**What the exercise asks:** Please say how many lines in the records below contain the word "EESIN", giving the number alone.

[[ Entries supplied, beginning ]]

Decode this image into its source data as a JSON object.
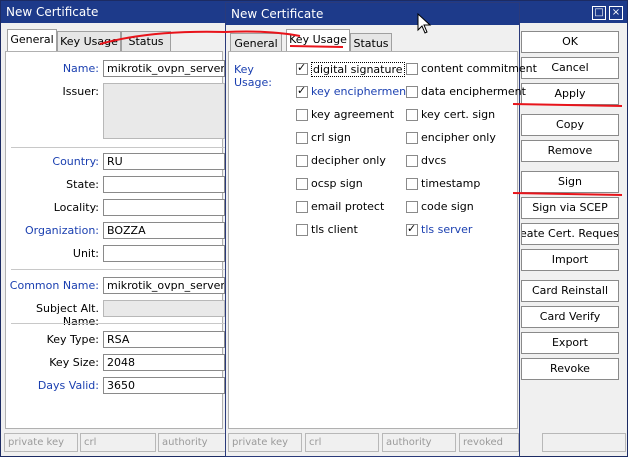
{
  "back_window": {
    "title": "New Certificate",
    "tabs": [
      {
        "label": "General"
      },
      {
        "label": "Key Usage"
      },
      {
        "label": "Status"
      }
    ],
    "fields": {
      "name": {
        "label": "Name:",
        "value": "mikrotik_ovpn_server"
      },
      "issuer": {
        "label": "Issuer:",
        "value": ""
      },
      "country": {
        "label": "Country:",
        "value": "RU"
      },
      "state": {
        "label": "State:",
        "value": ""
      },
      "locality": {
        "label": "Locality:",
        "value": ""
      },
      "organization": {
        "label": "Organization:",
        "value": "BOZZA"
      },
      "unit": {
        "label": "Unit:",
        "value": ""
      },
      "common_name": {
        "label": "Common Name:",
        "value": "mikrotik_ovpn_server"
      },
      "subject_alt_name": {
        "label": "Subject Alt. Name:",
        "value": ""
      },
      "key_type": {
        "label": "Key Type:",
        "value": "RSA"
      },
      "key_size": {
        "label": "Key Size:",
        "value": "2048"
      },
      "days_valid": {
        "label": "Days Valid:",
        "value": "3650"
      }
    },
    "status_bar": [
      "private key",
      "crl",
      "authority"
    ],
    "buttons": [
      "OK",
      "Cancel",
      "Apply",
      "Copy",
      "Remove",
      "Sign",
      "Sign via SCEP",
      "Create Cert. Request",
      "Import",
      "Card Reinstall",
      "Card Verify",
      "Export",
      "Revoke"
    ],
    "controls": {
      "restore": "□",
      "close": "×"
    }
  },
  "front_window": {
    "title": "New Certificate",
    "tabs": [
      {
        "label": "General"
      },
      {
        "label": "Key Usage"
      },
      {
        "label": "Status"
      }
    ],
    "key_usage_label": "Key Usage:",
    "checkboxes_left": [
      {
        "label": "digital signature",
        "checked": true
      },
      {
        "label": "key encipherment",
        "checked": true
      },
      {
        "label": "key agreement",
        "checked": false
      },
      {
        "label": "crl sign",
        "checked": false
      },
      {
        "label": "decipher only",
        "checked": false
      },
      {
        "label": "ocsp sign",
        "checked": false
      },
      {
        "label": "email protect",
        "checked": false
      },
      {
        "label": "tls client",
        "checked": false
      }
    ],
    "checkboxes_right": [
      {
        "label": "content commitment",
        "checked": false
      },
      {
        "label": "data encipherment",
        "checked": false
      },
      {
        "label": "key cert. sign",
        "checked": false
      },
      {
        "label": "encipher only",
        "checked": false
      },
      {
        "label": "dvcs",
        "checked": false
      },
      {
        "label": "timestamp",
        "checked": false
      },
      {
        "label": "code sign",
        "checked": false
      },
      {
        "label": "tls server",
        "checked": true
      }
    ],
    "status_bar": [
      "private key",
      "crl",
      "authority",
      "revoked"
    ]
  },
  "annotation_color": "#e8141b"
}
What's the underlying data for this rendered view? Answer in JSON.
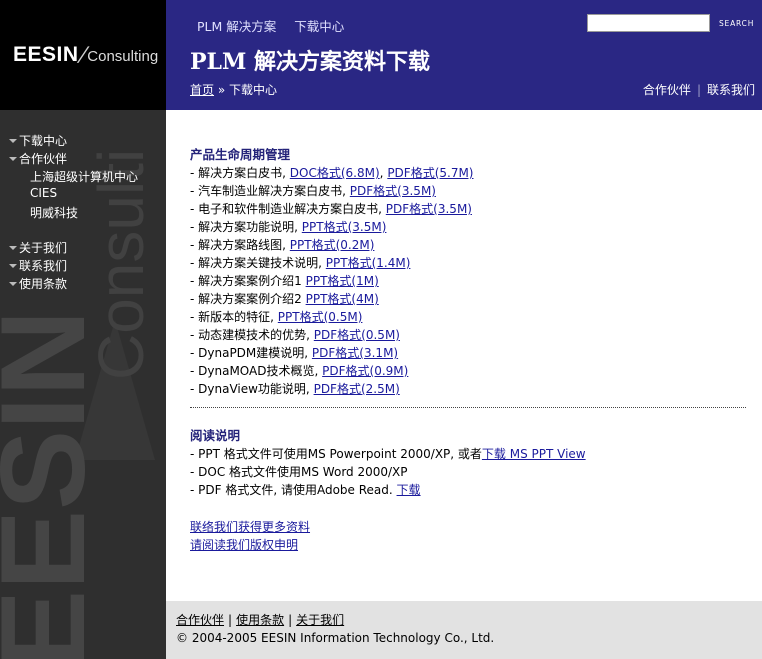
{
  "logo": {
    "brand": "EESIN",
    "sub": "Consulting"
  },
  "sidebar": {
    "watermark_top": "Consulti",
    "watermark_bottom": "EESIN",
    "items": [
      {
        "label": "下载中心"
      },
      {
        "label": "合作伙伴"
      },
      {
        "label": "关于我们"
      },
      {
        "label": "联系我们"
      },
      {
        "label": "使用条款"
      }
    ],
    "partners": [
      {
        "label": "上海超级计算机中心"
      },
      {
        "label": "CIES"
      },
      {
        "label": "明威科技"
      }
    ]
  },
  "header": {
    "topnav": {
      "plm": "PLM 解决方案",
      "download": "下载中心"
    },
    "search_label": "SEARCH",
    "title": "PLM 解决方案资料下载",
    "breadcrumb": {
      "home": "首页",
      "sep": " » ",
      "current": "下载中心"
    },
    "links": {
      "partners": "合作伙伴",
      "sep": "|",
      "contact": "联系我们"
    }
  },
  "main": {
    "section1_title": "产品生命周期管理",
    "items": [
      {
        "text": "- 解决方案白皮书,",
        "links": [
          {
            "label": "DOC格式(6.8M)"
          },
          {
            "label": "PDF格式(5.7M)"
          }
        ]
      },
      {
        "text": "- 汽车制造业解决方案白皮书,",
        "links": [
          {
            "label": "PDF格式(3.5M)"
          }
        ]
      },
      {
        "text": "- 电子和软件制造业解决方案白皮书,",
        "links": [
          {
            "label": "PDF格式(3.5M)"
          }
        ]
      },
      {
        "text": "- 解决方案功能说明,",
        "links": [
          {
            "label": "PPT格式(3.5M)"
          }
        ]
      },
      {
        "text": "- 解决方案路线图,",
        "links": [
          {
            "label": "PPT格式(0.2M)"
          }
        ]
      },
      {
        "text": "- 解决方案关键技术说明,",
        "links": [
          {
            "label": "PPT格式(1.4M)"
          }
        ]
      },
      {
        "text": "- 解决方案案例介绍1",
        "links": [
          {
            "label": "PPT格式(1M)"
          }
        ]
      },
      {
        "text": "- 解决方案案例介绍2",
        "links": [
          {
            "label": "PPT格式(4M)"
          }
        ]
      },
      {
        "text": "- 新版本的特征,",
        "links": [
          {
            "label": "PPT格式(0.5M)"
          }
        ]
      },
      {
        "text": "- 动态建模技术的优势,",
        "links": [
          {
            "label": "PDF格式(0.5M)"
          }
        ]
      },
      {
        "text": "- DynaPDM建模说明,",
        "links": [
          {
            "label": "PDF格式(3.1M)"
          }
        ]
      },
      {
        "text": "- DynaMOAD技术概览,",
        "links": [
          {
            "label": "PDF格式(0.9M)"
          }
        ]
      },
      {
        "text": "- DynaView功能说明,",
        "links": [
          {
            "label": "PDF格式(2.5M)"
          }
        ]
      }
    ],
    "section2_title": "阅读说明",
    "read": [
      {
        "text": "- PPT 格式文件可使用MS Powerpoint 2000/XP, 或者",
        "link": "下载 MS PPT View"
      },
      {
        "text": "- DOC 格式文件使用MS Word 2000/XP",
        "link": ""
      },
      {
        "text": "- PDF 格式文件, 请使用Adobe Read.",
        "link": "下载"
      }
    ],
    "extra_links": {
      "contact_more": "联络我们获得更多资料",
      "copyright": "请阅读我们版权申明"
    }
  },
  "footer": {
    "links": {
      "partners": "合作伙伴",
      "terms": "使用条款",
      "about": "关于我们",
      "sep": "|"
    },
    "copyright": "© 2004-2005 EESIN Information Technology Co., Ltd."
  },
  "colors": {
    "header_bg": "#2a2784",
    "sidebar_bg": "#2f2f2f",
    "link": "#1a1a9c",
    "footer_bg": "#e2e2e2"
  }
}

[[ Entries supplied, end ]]
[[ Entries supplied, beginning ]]

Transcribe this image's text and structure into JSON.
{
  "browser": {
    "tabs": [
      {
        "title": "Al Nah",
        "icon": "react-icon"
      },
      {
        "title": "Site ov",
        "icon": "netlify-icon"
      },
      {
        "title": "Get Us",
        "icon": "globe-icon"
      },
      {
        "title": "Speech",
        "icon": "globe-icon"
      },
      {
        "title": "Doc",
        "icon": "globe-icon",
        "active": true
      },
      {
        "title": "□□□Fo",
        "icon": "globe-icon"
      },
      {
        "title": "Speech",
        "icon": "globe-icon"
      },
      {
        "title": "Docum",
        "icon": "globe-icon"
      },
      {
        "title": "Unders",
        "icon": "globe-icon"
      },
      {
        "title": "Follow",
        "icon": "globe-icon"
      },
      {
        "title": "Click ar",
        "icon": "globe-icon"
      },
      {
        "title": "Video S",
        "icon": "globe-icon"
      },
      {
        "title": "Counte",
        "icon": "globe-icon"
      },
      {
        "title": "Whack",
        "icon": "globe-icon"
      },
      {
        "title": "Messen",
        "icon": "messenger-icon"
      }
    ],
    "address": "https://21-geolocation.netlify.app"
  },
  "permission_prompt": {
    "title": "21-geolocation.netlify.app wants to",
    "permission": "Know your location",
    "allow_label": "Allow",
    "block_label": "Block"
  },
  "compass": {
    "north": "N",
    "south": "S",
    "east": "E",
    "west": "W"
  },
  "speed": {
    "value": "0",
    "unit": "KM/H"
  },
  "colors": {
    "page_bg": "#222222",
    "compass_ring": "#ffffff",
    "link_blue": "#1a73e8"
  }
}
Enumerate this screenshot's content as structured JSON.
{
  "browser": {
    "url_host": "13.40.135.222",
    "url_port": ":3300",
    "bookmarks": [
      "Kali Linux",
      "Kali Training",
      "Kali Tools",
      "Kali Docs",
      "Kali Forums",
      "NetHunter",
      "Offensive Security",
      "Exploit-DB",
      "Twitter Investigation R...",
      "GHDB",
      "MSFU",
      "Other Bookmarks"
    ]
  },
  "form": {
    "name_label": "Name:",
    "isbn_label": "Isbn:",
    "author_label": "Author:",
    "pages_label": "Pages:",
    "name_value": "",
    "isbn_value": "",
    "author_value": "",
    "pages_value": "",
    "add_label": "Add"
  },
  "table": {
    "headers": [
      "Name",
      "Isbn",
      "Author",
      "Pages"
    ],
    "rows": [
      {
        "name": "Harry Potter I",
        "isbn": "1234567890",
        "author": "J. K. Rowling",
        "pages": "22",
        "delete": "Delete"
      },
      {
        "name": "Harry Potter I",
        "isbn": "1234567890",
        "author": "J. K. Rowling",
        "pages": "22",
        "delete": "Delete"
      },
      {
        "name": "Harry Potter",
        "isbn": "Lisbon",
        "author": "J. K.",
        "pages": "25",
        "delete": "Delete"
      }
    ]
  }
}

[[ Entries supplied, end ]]
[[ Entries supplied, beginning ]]

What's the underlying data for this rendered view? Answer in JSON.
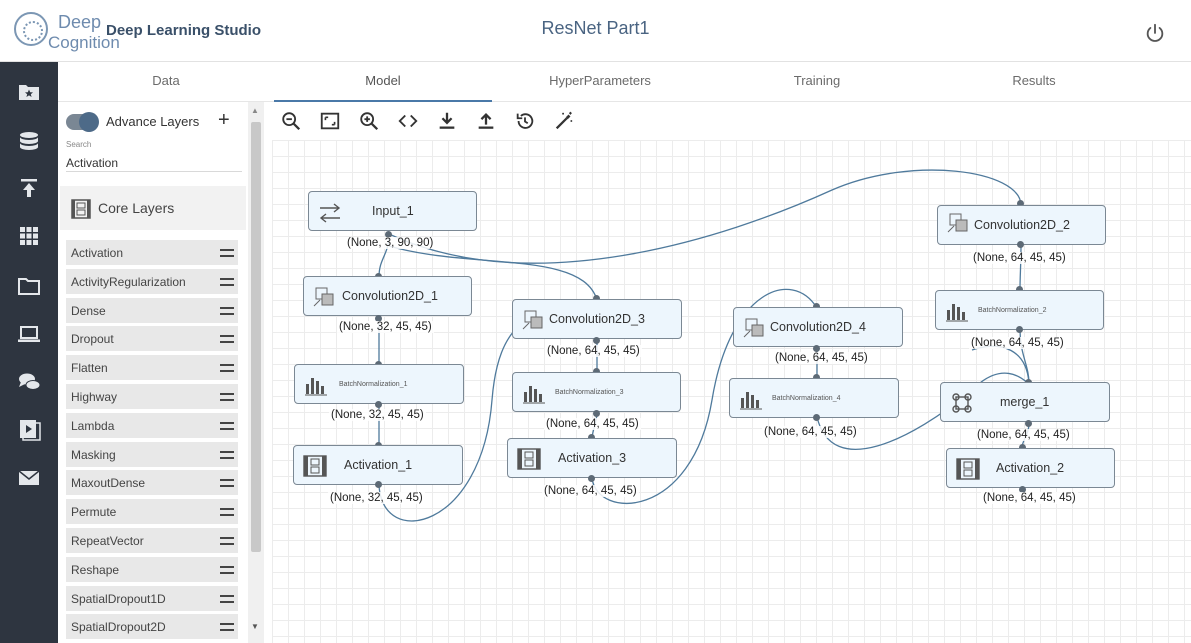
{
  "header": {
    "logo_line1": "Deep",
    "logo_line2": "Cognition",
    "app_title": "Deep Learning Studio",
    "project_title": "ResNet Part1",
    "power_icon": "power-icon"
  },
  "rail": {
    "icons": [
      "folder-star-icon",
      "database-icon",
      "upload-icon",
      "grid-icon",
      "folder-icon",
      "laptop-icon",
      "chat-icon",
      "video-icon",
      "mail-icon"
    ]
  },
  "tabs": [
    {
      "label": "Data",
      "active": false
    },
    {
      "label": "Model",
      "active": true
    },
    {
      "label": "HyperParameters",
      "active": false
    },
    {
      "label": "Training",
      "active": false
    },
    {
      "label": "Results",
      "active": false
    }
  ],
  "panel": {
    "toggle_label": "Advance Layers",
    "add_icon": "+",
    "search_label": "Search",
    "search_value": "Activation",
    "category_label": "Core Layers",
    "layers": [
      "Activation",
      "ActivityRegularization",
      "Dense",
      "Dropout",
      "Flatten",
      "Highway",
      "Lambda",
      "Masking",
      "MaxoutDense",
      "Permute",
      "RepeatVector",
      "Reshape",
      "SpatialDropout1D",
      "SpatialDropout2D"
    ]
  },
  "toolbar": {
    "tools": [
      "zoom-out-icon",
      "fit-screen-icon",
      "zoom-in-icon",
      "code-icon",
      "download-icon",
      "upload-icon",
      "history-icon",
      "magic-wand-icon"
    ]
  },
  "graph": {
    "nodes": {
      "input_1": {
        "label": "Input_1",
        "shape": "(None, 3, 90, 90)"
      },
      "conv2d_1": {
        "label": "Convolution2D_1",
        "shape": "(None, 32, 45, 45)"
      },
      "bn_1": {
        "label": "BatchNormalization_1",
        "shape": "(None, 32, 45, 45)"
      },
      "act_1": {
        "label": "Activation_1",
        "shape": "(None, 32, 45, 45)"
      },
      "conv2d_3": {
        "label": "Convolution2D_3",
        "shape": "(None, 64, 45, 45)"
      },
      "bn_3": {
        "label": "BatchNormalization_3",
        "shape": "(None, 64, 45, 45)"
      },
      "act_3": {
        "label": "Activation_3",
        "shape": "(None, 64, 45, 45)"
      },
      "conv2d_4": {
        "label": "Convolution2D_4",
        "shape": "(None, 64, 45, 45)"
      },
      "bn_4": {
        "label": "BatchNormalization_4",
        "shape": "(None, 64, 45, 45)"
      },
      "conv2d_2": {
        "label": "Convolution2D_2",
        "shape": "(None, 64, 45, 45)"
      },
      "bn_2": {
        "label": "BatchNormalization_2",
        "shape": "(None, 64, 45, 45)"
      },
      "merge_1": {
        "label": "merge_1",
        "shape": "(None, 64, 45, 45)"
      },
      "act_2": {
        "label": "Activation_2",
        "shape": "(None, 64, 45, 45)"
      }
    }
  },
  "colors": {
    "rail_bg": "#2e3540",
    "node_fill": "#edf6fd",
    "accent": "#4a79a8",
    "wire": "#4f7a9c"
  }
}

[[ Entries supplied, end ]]

**Response to the task:** 3